By Dave Donaldson
Chief Justice Walter Carpeneti today called for more cooperation between the court system and the legislature to reduce problems in Alaska’s society — with particular focus on the issue of recidivism, people returning to prison after completing their first sentence for criminal activity.
Fully sixty-six percent of offenders — two thirds of those incarcerated — now re-offend and return to jail at some point in their lives. This is an astounding number. And one that must motivate us to examine what causes so many Alaskans to spend their lives cycling in and out of the criminal justice system.
He told a Joint Session of the House and Senate that the Criminal Justice Work Force estimates that if the current recidivism rate doesn’t improve, the state will have to build one new prison — at a cost of hundreds of millions of dollars — every ten years, just to keep pace with the expected prison population.
Obviously, we must do better. And we are trying in several ways.
He said the court system is reviewing recidivism and crime reduction programs funded by the legislature last year. When that review is completed, the courts and lawmakers will be able to measure the effectiveness of their efforts.
With solid data about actual outcomes, we can learn which methods work and which methods don’t work to reduce recidivism. And perhaps more importantly, learn how and why. With this information, you can make policy decisions based on hard evidence.
One program he expressed hope in focuses on a convict’s first two days out of prison. He said that is the most critical time, when people need support. The court is sponsoring pre-release sessions to teach prisoners what he calls “life skills” for re-integration into society.
The speech got a good reception from lawmakers, Senate Judiciary Chair Hollis French, an Anchorage Democrat, said the Chief Justice opened a door between the two branches of government. And, as a former state prosecutor, French said the comments concerning recidivism got a good reaction. He says people are beginning to recognize that there’s a down side to a tough-on-crime policy.
Ninety percent of the people who go to jail get out. And the point is to use that time — and the time when they do get out — to try to teach them not to re-offend. It lowers the crime rate and it lowers the cost of imprisonment if we can just slow down the rate at which these individuals re- offend.

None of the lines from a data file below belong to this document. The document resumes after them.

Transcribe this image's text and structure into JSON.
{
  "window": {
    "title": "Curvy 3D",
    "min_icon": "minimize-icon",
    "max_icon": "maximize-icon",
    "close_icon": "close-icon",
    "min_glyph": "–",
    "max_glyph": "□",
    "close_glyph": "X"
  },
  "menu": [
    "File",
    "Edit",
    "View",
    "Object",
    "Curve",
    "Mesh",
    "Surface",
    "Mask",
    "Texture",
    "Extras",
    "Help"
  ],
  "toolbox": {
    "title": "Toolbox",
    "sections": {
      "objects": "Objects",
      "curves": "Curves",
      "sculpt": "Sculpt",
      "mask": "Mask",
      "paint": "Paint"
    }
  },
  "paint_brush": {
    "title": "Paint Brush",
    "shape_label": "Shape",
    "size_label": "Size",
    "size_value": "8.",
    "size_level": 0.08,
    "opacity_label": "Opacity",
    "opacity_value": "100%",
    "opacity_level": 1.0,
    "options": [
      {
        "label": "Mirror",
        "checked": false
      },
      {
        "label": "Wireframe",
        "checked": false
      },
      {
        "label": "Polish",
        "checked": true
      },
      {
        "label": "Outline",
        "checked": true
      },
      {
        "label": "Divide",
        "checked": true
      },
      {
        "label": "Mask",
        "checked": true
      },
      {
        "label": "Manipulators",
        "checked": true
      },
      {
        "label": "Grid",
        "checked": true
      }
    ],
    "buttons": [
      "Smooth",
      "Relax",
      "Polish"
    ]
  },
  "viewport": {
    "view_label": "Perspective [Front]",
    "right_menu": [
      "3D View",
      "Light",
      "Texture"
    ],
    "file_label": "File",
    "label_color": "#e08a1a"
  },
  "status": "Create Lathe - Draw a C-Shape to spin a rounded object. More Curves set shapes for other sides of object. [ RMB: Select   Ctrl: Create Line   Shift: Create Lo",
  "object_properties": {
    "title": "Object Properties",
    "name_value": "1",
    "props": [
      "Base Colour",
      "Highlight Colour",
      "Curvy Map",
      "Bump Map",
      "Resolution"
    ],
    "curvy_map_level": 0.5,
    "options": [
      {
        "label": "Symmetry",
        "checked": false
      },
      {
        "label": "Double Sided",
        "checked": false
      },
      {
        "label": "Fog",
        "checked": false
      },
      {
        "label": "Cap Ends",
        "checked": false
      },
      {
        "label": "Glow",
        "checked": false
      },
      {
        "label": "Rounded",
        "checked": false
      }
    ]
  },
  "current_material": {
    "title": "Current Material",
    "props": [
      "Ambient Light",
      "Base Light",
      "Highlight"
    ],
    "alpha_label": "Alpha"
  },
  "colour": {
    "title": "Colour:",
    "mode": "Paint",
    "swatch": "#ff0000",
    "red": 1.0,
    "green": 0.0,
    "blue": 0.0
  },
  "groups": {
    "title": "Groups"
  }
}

Justice Carpeneti said taking the steps necessary for communications between the three branches of state government will bring returns to each of them.